Since 1998, the number of students living on campus has more than doubled. This is due partly to an aggressive out-of-area recruiting strategy and the addition of new living areas that offer more modern and personal amenities. But in the midst of these coordinated efforts lies an enhanced student living experience that has kept campus housing at or near capacity of 734 for several years.

 

Back in the Day

Before automated laundry systems and keyless dorm entry, dorm life was slightly different.

Jimmy Messer ’91 recalls his early days of writing roommate and room selections on chalkboards.

“It was real old-school,” Messer said. “We met each spring and let returning students and their roommates select the exact room they would live in the next year.”

As director of student development from 1998-2001, Messer was responsible for residential life, campus discipline, and summer operations for M-Fuge camps. Assisting him at the time were “dorm moms,” ladies who lived in the dorm apartments and befriended the students, checked for curfew, and cooked goodies for the dorm.

“The ‘dorm moms,’ who were usually retired women from local churches, oversaw each dorm,” Messer said. “They had a sub who came someweekends and other scheduled times to give them a break, but we also had some assistant coaches who lived on campus and helped monitor the students’ behavior.”

Messer’s own positive experience as an on-campus student compelled him to spend as much time with students as possible.

“As a staff member, I enjoyed getting to know the students,” Messer said. “I ate lunch in the cafeteria quite often, had an open-door policy and helped with intramurals sports.”

Vanessa Neely Wallace ’02 remembers her time on campus as being “special because of the relationships.” Those relationships eventually landed her in the role as director of Residential Life.

After an unfortunate accident derailed Wallace from pursuing medical school, she was approached by then–Director of Residential Life Sara Parker to consider becoming a “resident coordinator” in one of the dorms. Wallace obliged and joined UMobile as a full-time employee to invest in the lives of students. Soon after, she transitioned to director.

Significant changes followed. Plans for new dorms were started. Guidelines were developed to allow more male and female visitation opportunities, and lobby hours were extended. Prior to these changes, students were limited to visitation only a few times per semester.

“We wanted to provide more freedom for our students within appropriate boundaries,” says Wallace.

 

Constructing Change
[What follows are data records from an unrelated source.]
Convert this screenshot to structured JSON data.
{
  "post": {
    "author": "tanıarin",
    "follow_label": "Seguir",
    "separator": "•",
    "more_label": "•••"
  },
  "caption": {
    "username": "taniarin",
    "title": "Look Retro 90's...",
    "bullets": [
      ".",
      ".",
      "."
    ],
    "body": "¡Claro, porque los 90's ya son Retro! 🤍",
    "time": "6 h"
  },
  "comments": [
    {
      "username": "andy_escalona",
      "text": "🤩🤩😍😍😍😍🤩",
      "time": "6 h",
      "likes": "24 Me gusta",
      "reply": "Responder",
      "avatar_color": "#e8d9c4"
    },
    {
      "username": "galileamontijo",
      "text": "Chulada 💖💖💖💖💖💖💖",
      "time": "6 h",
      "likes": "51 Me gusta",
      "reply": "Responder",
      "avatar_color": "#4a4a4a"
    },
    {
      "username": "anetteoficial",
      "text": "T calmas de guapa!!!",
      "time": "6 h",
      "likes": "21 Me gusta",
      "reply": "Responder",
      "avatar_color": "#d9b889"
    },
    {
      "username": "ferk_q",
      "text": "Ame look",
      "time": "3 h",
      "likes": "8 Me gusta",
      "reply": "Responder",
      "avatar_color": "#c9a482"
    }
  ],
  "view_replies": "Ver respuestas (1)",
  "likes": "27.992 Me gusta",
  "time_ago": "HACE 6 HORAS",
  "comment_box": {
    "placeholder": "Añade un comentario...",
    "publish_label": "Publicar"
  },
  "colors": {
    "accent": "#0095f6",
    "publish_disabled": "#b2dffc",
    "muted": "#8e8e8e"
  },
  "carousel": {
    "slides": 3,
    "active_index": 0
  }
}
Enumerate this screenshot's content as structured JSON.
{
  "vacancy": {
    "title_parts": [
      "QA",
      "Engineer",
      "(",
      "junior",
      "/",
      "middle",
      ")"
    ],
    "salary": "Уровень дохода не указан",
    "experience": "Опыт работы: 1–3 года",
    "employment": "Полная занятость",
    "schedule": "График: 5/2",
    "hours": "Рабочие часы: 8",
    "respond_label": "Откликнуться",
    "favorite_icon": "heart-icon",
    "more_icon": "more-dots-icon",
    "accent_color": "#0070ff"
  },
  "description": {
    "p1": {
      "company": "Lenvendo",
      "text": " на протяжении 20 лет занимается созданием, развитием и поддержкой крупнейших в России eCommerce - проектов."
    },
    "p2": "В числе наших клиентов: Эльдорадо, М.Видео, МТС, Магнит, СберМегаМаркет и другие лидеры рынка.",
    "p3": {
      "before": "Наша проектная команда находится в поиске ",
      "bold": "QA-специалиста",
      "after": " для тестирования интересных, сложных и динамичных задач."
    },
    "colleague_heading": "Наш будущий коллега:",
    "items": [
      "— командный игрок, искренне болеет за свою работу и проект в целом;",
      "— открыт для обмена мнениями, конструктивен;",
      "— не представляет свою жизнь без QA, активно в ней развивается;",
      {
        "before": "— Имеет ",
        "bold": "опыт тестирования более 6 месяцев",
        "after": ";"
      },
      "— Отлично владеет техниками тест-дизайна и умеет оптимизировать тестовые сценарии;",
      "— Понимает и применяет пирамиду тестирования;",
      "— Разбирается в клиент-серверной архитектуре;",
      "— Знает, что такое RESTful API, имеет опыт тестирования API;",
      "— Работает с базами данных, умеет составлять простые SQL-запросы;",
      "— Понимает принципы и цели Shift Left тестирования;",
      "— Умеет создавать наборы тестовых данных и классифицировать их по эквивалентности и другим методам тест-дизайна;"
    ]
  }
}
Two private-style dorms were built during Wallace’s tenure as director, from 2004 to 2009. In 2004, Samford Hall was completed with more than 100 beds and, at first, housed women in one wing and men in another. In 2006, Karlene Farmer Faulkner Hall was completed, housing over 150 women, and Samford became an all-men’s residence hall. These new dorms offered a unique, more modern experience than the typical community-style dorm, including private bathrooms, media room, and a full-service kitchen.
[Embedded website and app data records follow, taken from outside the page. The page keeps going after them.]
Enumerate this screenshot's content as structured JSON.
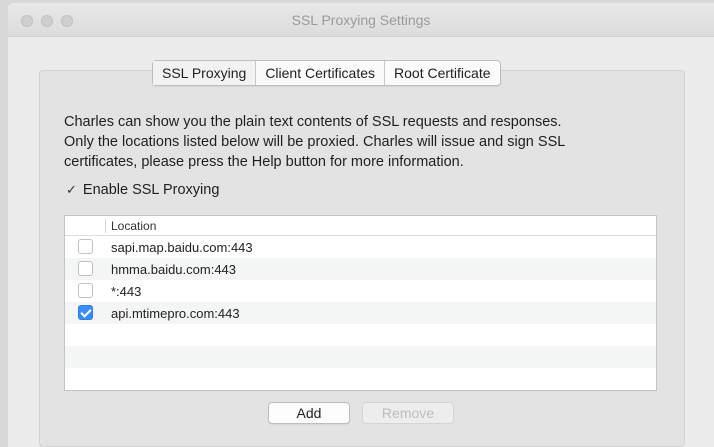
{
  "window": {
    "title": "SSL Proxying Settings"
  },
  "tabs": [
    {
      "label": "SSL Proxying",
      "active": true
    },
    {
      "label": "Client Certificates",
      "active": false
    },
    {
      "label": "Root Certificate",
      "active": false
    }
  ],
  "description": {
    "line1": "Charles can show you the plain text contents of SSL requests and responses.",
    "line2": "Only the locations listed below will be proxied. Charles will issue and sign SSL",
    "line3": "certificates, please press the Help button for more information."
  },
  "enable_ssl": {
    "label": "Enable SSL Proxying",
    "checked": true
  },
  "table": {
    "column_header": "Location",
    "rows": [
      {
        "location": "sapi.map.baidu.com:443",
        "checked": false
      },
      {
        "location": "hmma.baidu.com:443",
        "checked": false
      },
      {
        "location": "*:443",
        "checked": false
      },
      {
        "location": "api.mtimepro.com:443",
        "checked": true
      }
    ]
  },
  "buttons": {
    "add_label": "Add",
    "remove_label": "Remove"
  },
  "colors": {
    "checkbox_accent": "#3b8cf5"
  }
}
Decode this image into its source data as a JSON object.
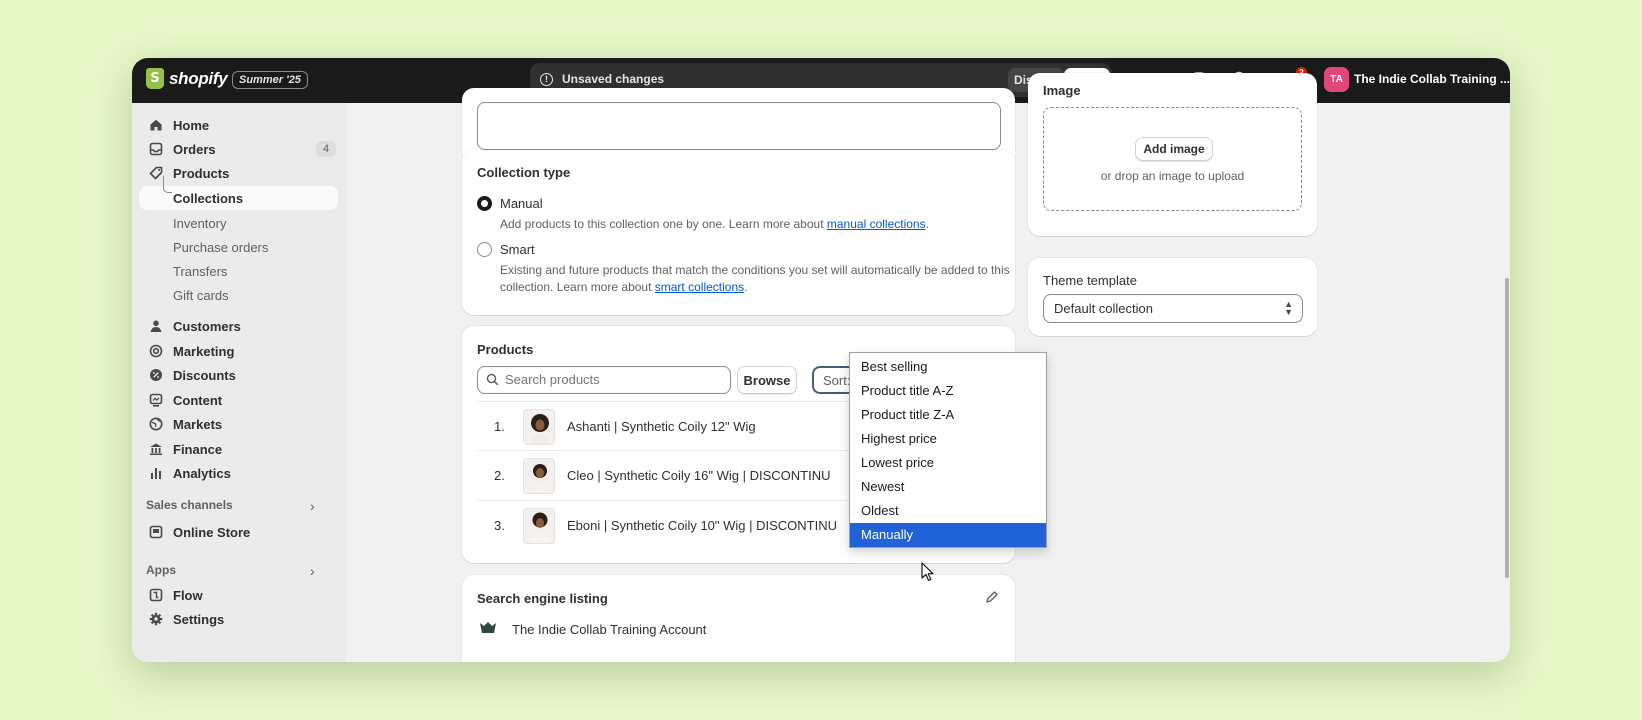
{
  "topbar": {
    "logo_text": "shopify",
    "edition": "Summer '25",
    "unsaved_text": "Unsaved changes",
    "discard_label": "Discard",
    "save_label": "Save",
    "notification_count": "2",
    "avatar_initials": "TA",
    "store_name": "The Indie Collab Training ..."
  },
  "sidebar": {
    "items": [
      {
        "label": "Home",
        "icon": "home-icon"
      },
      {
        "label": "Orders",
        "icon": "inbox-icon",
        "count": "4"
      },
      {
        "label": "Products",
        "icon": "tag-icon"
      },
      {
        "label": "Collections"
      },
      {
        "label": "Inventory"
      },
      {
        "label": "Purchase orders"
      },
      {
        "label": "Transfers"
      },
      {
        "label": "Gift cards"
      },
      {
        "label": "Customers",
        "icon": "person-icon"
      },
      {
        "label": "Marketing",
        "icon": "target-icon"
      },
      {
        "label": "Discounts",
        "icon": "discount-icon"
      },
      {
        "label": "Content",
        "icon": "content-icon"
      },
      {
        "label": "Markets",
        "icon": "globe-icon"
      },
      {
        "label": "Finance",
        "icon": "bank-icon"
      },
      {
        "label": "Analytics",
        "icon": "bar-chart-icon"
      }
    ],
    "sales_channels_label": "Sales channels",
    "online_store_label": "Online Store",
    "apps_label": "Apps",
    "flow_label": "Flow",
    "settings_label": "Settings"
  },
  "collection_type": {
    "title": "Collection type",
    "manual_label": "Manual",
    "manual_help": "Add products to this collection one by one. Learn more about ",
    "manual_link": "manual collections",
    "smart_label": "Smart",
    "smart_help_1": "Existing and future products that match the conditions you set will automatically be added to this",
    "smart_help_2": "collection. Learn more about ",
    "smart_link": "smart collections",
    "selected": "Manual"
  },
  "products": {
    "title": "Products",
    "search_placeholder": "Search products",
    "browse_label": "Browse",
    "sort_label": "Sort: Best selling",
    "rows": [
      {
        "num": "1.",
        "title": "Ashanti | Synthetic Coily 12\" Wig"
      },
      {
        "num": "2.",
        "title": "Cleo | Synthetic Coily 16\" Wig | DISCONTINU"
      },
      {
        "num": "3.",
        "title": "Eboni | Synthetic Coily 10\" Wig | DISCONTINU"
      }
    ],
    "sort_options": [
      "Best selling",
      "Product title A-Z",
      "Product title Z-A",
      "Highest price",
      "Lowest price",
      "Newest",
      "Oldest",
      "Manually"
    ],
    "highlighted_option": "Manually"
  },
  "seo": {
    "title": "Search engine listing",
    "store_name": "The Indie Collab Training Account"
  },
  "image_card": {
    "title": "Image",
    "add_image_label": "Add image",
    "hint": "or drop an image to upload"
  },
  "theme_template": {
    "label": "Theme template",
    "value": "Default collection"
  }
}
In 2009, the student affairs area underwent a major structural change. The areas of student leadership, campus ministries, and residential life were combined into one office to provide a comprehensive, unified approach to the on-campus experience. Now referred to as Campus Life, this department is responsible for housing placement, leadership and spiritual development, student activities, service opportunities, and the living experience.

The Director of Residential Life and Director of Campus Life would now work together as one unit in order to streamline all student activities and provide a cohesive on-campus experience. Additionally, Campus Life coordinators were established as full-time, live-in staff members that are responsible for the daily operations of their dorm, as well as an activity area of Campus Life. These areas include Campus Activities Board, Athletic Ministries, Campus Ministries, Intramural Sports, First Year Experience, and Publicity & Media.
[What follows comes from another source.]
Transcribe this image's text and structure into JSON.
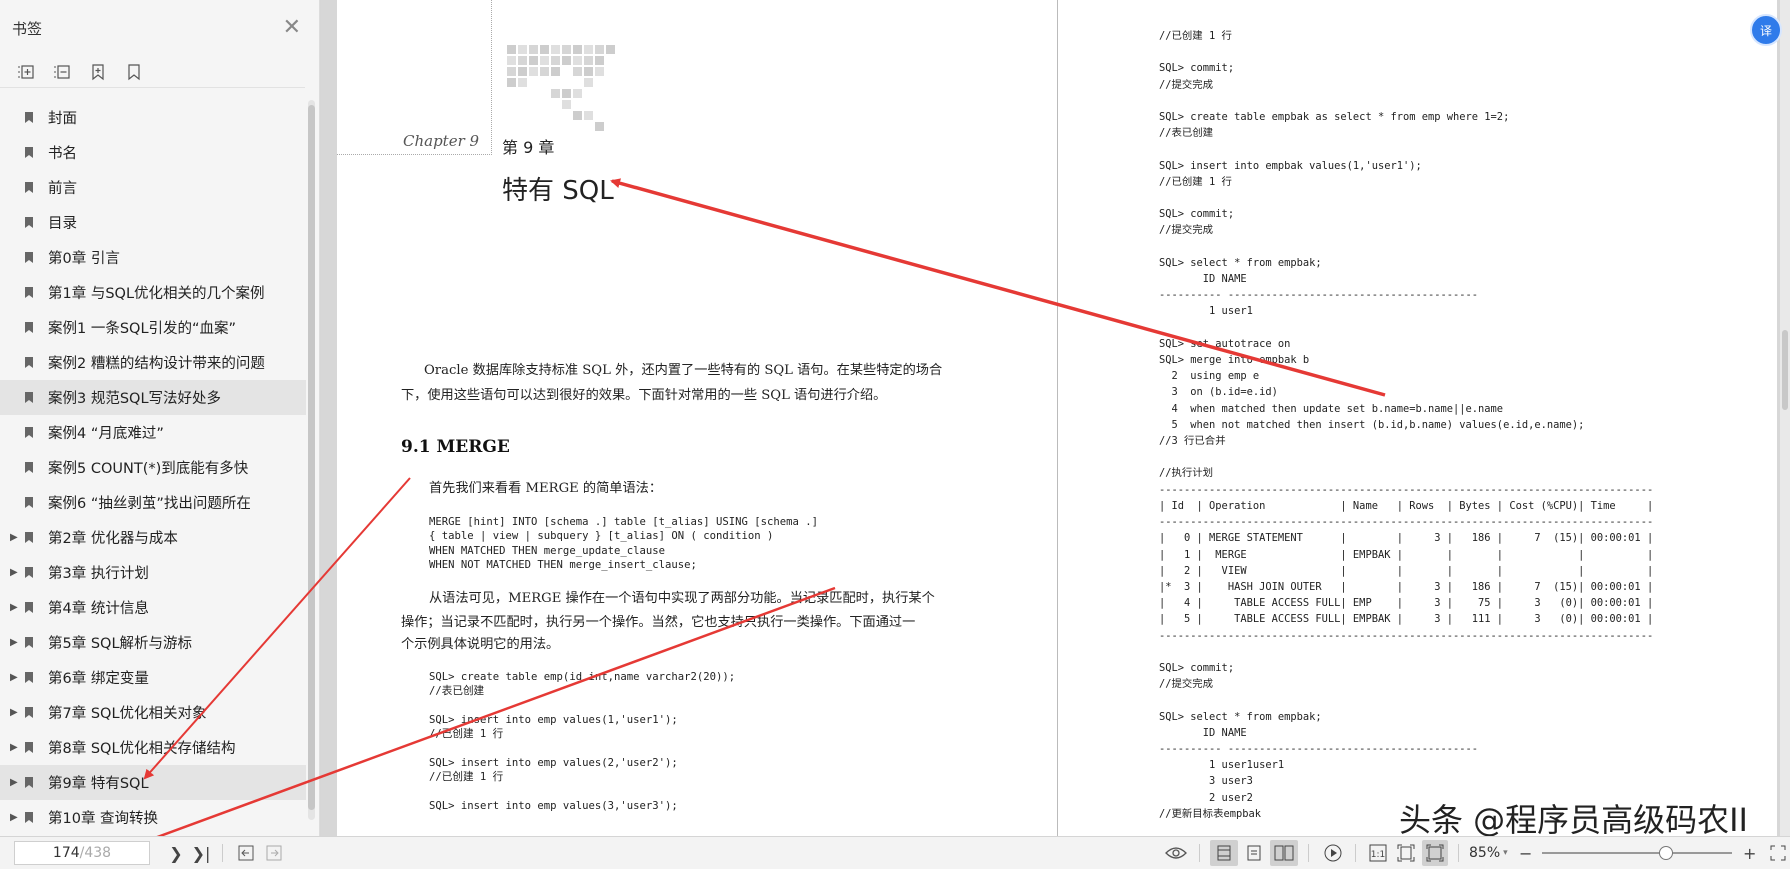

Kris Nelson ’01, who served as the Director of Residential Life from 2009 – 2014, saw this approach not only increase the number of residents on campus, but also improve the camaraderie among staff and students.

“Our goal was to focus the entire residential staff on intentional influence,” Nelson said. “This approach connected with the student body because they realized that we cared about their success and well–being.”

Residential staff went beyond their job duties to intentionally invest in students and, as Nelson says, “care about the small details in their lives.”

Nelson, now vice president for facilities, remembers the balance of appropriate boundaries and freedom.

“We were slow to ‘write up’ or worry as much with ‘enforcing’ rules, but we never sacrificed who we are as an organization or a school,” Nelson said. “We spent more time being proactive and intentional about knowing the residents, attending sporting events, supporting the CPA, investing in our student’s lives. When you connect and invest in people, you earn trust and respect and can have lasting influence.”

The residential population continually increased and, in 2012, a state-of-the-art, apartment-style dorm called The Timbers was completed. This included a suite-style setup with a central living space, four private rooms, shared bathrooms, and kitchenette, with accommodations for 96 students.

Food options have expanded to include Ram Deli, Java City Coffee Shop, and Grille Works, in addition to “The Caf,” Ingram Cafeteria.

But numbers and physical improvements are only half of the story – UM has experienced a dramatic increase in on-campus student involvement through leadership development and service opportunities.

“We have more energy at events and a more connected campus,” said Nelson. “We also experienced an increase each year of students applying to be resident assistants and graduates applying to be campus life coordinators.”

Current Director for Residential Life Greg Johnson ’10 believes his time living on campus was defined by “the deep friendships” he made. Now, he strives to provide those same relational opportunities by incorporating an intense hiring process for residential assistants each year. These 26 RAs are given the role of “making the living experience the best it can be.”

“We believe the core of our on-campus experience is rooted in the quality of our RAs,” Johnson said. “We look to them to help provide an excellent customer service experience, build community on their halls, and look for discipleship opportunities among their peers.”

 

Lasting Memories

One of Wallace’s favorite memories was her relationship with Ben Hedrick ’12. Hedrick was a special-needs student with cerebral palsy who came to UM to pursue his dream of graduating college. Wallace coordinated multiple efforts to ensure Hedrick would have the same

on-campus experience as other students. This included a specially designed dorm room with an accessible shower, accessible walkways on campus, and accommodations that were made to ensure Hedrick’s service dog, Kirra, was able to stay with him.

“The fact that his mom trusted us to make it happen – that will forever be etched in my mind,” Wallace said.

Courtney Colbey McGehee ’12, who worked as a Campus Life coordinator from 2012 -2015, remembers the particularly hectic night before Move-in Day 2012.

Due to construction setbacks, the brand new Timbers apartments would not be ready for students to move in. Additionally, the area was still a construction zone, with machinery, gates, dirt, and equipment visible for new families that would be arriving on campus by morning. But that night before, under the direction of Nelson, the campus community came together to make it ready. Athletes who had already moved onto campus began moving the new furniture into the dorm. Student leaders cleaned rooms, and campus maintenance worked through the night moving equipment and cleaning the parking lot for cars to unload the next day.

“I was completely blown away by the generosity of everyone on campus working together to make the day successful,” McGehee said. “I remember, as I finally was able to climb into bed for a few hours before the next day, knowing that this place was special and that I was proud to be a Ram.

“Helping to build a community and a family was what I believed to be a part of my job, and that night was one of the greatest examples of community that I have ever experienced.”

Johnson, who has experienced the major residential growth since his time as a student, believes our best days are still ahead of us.

“I think our on-campus experience has only gotten better since I was an on-campus student,” Johnson said.

“I don’t think there is a better time to be a Ram, and I’m excited to help shape and create an excellent on-campus experience for current and future Rams for many years to come!”